Avoiding Online Sports Betting Mistakes in Week 1 of the NFL Season
Sportsbooks make a killing during the opening week of each football season. People who bet on NFL have been waiting through the long offseason for real action, poring through results from the preseason tilts to get a sense of how much online sports betting value each team is likely to have once the campaign opens for real. However, with more money than sense, these bettors often find themselves in the hole after the opening weekend. Take a look at these common mistakes to avoid.
Assuming a team is season-ready
If you’ve followed a team closely during the offseason and preseason, you’re not going to be as vulnerable to this sort of mistake. If you haven’t, though, you’ll head in to the opening week using reputations from the previous year to make your decisions, with only a roster to look at. People who only have a roster to use often assume that the players on it will be 100 percent ready to go right out of the gate. Paying attention to teams during the preseason isn’t the most interesting pastime, as those games are meaningless in terms of real competition and often really boring after the first quarter. However, seeing a team’s tendencies early on should provide clues as to how they will open the season.
Giving preseason performance too much credence
During the preseason leading up to the 2008 season, the Detroit Lions didn’t lose a single game. Unfortunately, once the regular season began, they couldn’t win a single one. That’s right, they went 0-16, a historically poor performance. For those who believe that the preseason is worthless for predicting regular season performance, that season is strong evidence. Teams don’t focus on winning preseason games because they are meaningless when it comes to qualifying for the playoffs. Instead, teams focus on seeing new players, learning new plays and remaining healthy.

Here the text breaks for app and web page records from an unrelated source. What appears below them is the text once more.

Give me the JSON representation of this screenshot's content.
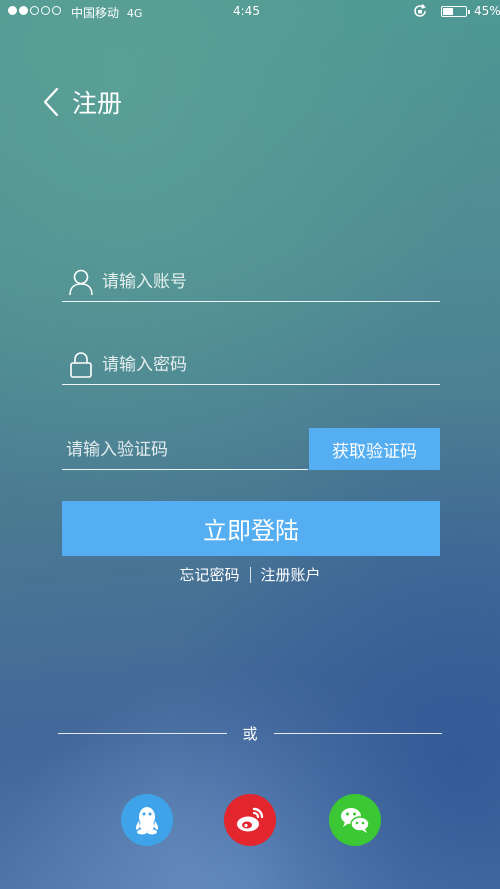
{
  "status_bar": {
    "carrier": "中国移动",
    "network": "4G",
    "time": "4:45",
    "battery_percent": "45%",
    "battery_level": 0.45,
    "signal_bars_filled": 2,
    "signal_bars_total": 5
  },
  "header": {
    "title": "注册",
    "back_icon": "chevron-left-icon"
  },
  "form": {
    "account": {
      "placeholder": "请输入账号",
      "value": "",
      "icon": "user-icon"
    },
    "password": {
      "placeholder": "请输入密码",
      "value": "",
      "icon": "lock-icon"
    },
    "code": {
      "placeholder": "请输入验证码",
      "value": ""
    },
    "get_code_label": "获取验证码",
    "login_label": "立即登陆"
  },
  "links": {
    "forgot_password": "忘记密码",
    "register_account": "注册账户"
  },
  "divider_label": "或",
  "social": {
    "qq_icon": "qq-icon",
    "weibo_icon": "weibo-icon",
    "wechat_icon": "wechat-icon"
  },
  "colors": {
    "accent": "#55aef2",
    "qq": "#3ea3e8",
    "weibo": "#e3262e",
    "wechat": "#3cc735"
  }
}
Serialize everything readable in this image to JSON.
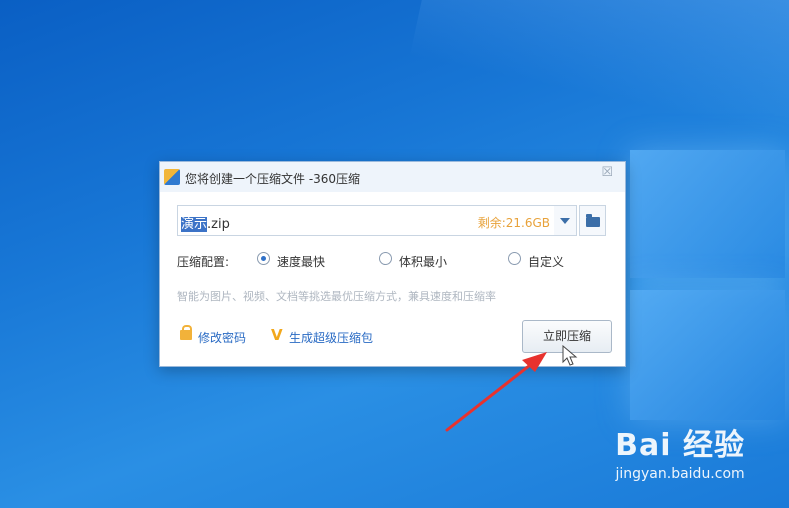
{
  "dialog": {
    "title": "您将创建一个压缩文件 -360压缩",
    "file_name_selected": "演示",
    "file_name_ext": ".zip",
    "free_space": "剩余:21.6GB",
    "config_label": "压缩配置:",
    "options": [
      {
        "label": "速度最快",
        "selected": true
      },
      {
        "label": "体积最小",
        "selected": false
      },
      {
        "label": "自定义",
        "selected": false
      }
    ],
    "description": "智能为图片、视频、文档等挑选最优压缩方式，兼具速度和压缩率",
    "links": {
      "change_password": "修改密码",
      "create_super": "生成超级压缩包"
    },
    "compress_button": "立即压缩"
  },
  "watermark": {
    "main": "Bai 经验",
    "sub": "jingyan.baidu.com"
  },
  "colors": {
    "accent": "#2a6bc4",
    "space_text": "#e8a23a",
    "annotation_arrow": "#e8322e"
  },
  "icons": {
    "app": "360zip-icon",
    "close": "close-icon",
    "dropdown": "chevron-down-icon",
    "folder": "folder-icon",
    "password": "lock-icon",
    "super": "v-badge-icon",
    "pointer": "mouse-cursor-icon"
  }
}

The best teams don’t really care about their preseason win-loss record because they are trying to figure long-term trends out for their teams, so don’t overvalue a good win-loss record in August.
Listening to the positive press
The media covering the NFL are always running around looking for that next story, even during the offseason. This means that there is a lot more quantity than quality in what is printed – and posted online. Many times, reporters are just looking for traffic rather than giving people helpful information.
Every year, the media trumpets praises for particular players and teams that they have come to like over the years. This means that the same teams and often the same players keep getting profiled in the media. The betting public pays attention to this information, but it’s important to be able to distinguish between hype and usable information. The bad news is that teams that get a lot of hype disappoint just as often as they fulfill expectations. This means that you need to do your own research rather than just buying the positive reviews.
Ignoring changes in assistant coach positions
Changes at the head coach position often occupy a lot of the press’ attention. However, sometimes changes at position coaching slots are more important. Remember when the Cowboys had ancient Monte Kiffin at defensive coordinator? His defensive line coach, Rod Marinelli, was credited for building enthusiasm, but it wasn’t until Marinelli became the coordinator that the Cowboys’ defense became credible despite having no real stars on the squad. That subtle shift in leadership led to a major shift in the Cowboys’ success and was instrumental in their return to the postseason.